Yesterday, after some talking with Mario and James (my still-boss) we had a light going on in our heads. What if we actually DO provide the Swing component a real heavyweight ancestor? Why not let it live inside its own Window? The idea is this: for each peer Swing component, we create a proxy Window object (a special subclass of Window, called ProxyWindow), and put in the actual Swing component as (the only) child component. Then, when creating the peer for the ProxyWindow, we don’t create the usual CacioWindowPeer, but instead a ProxyWindowPeer. This guy is then responsible for providing the ProxyWindow with things like Graphics objects and all the infrastructure it needs for serving the ProxyWindow and thus the Swing component. It does so by simply forwarding the requests to the underlying CacioComponentPeer. Event o handling is similarily easy: all events that show up in the CacioComponentPeer are now simply dispatched to the ProxyWindow, and there the usual lightweight dispatching takes place. From the point of view of the Swing component, it now lives in a real heavyweight window. No more hacks required to get anything to work, even the complex widgets now become fairly straightforward. We can use plain Swing components now, instead of custom subclasses. We don’t need to duplicate lots of code anymore (I guess I just shrinked Cacio code size by 50%).

A quick test shows that TextArea now works mostly as expected, with Scrollbars and everything. For comparison, before it took us _weeks_ (really) to get anything remotely useful with TextArea, now it took just a couple of _minutes_ (really, no kidding here!). I suppose we can show some cool stuff @JavaOne 🙂

In other news, Mario implemented multihead support in Cacio, yay! But I let him blog about this himself.

Into the Sun
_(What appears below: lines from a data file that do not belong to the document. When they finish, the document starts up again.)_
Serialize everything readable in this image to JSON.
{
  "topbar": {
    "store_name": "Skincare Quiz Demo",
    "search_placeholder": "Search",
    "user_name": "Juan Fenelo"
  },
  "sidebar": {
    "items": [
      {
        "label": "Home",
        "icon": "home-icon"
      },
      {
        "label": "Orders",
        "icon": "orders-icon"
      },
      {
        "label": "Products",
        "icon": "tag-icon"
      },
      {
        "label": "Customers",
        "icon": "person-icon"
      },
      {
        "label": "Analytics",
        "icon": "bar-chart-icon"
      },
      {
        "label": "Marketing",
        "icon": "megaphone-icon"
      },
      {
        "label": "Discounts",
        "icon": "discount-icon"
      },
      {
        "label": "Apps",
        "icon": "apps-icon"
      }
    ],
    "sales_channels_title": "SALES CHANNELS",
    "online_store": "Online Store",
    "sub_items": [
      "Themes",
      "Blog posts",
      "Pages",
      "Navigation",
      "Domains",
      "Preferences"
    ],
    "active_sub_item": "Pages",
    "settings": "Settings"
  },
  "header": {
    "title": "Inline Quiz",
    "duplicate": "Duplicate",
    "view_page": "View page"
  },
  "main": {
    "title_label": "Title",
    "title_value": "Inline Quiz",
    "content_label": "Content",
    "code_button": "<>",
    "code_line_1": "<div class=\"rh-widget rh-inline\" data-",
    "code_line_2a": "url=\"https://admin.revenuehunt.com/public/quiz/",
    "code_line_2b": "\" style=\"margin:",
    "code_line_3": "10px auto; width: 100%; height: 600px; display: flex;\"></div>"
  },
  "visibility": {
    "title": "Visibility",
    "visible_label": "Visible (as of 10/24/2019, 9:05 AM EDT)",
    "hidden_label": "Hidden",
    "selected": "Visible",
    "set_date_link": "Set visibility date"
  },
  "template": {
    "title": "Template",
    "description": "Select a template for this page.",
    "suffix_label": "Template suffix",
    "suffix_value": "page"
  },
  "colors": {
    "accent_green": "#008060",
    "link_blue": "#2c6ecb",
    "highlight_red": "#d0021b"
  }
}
I just signed the contract. Start on June, 1st. Yippie! There was a lot of magic involved in the process and I’d like to thank Andrea Simon, the nice recruiting lady who worked so hard to make this happen, Gustavo Galimberti, my future boss who called me countless times to keep me updated, Mario, Dalibor and Mark for talking and giving advice and of course everybody else who worked behind the curtains (I heard quite a lot of people were involved in this).

Hope to see you at JavaOne, our Cacio BOF is on monday, 8:30pm.